set-ups, and punch lines than
characters, there's no room
for real excitement or
suspense, and that's what's
missing. Fans of Crank and
other overblown action films
will find plenty to savor in
Crank 2. However, there's not
enough here for me to
recommend it without
reservations to anyone
outside of that narrow target
Crank: High Voltage
Directed by: Neveldine & Taylor
Starring: Jason Statham, Amy Smart, Corey Haim, John DeLancie,
Bai Ling, David Carradine
In 2006, a little movie called Crank was released without much
fanfare in the doldrums of September (where movies go to die) and
knocked action fans on their asses. From its boundless energy to its
ridiculous premise to its even more over-the-top execution, Crank
was a minor masterpiece of insanity—both the logical evolution of the
action film and an original, innovative take on a sometimes tired
Crank 2: High Voltage is the freak show act at a carnival. It's so over-
the-top that the phrase ceases to have meaning in this context.
It's a bizarre concoction of testosterone, adrenaline, and
psychedelics. It seeks not only to top its predecessor, Crank, but to
outdo itself at every turn. The problem with all of this is not a lack of
entertainment value but the sense of no longer watching a movie.
There aren't any characters and there isn't a plot. It's an arcade
video game (as is explicitly suggested by the opening credits) run
amok, a series of sketches crammed together with no connective
fabric. The experience of watching Crank 2 is so atypical that it
passes unnoticed when the movie stops without ending (although, to
be fair, loose ends are sewn up during the end credits).
When we last saw Chev Chelios (Jason Statham, Cellular) in Crank,
he had fallen thousands of feet from a helicopter and landed will full

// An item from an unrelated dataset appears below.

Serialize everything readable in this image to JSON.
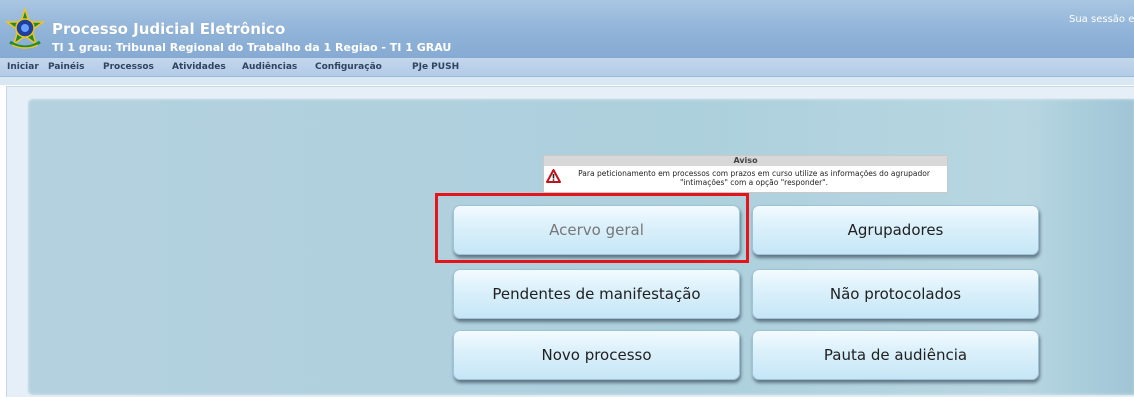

force on the pavement. A good place to wrap up a movie, no? No! So
Crank 2: High Voltage finds man of action Chelios literally being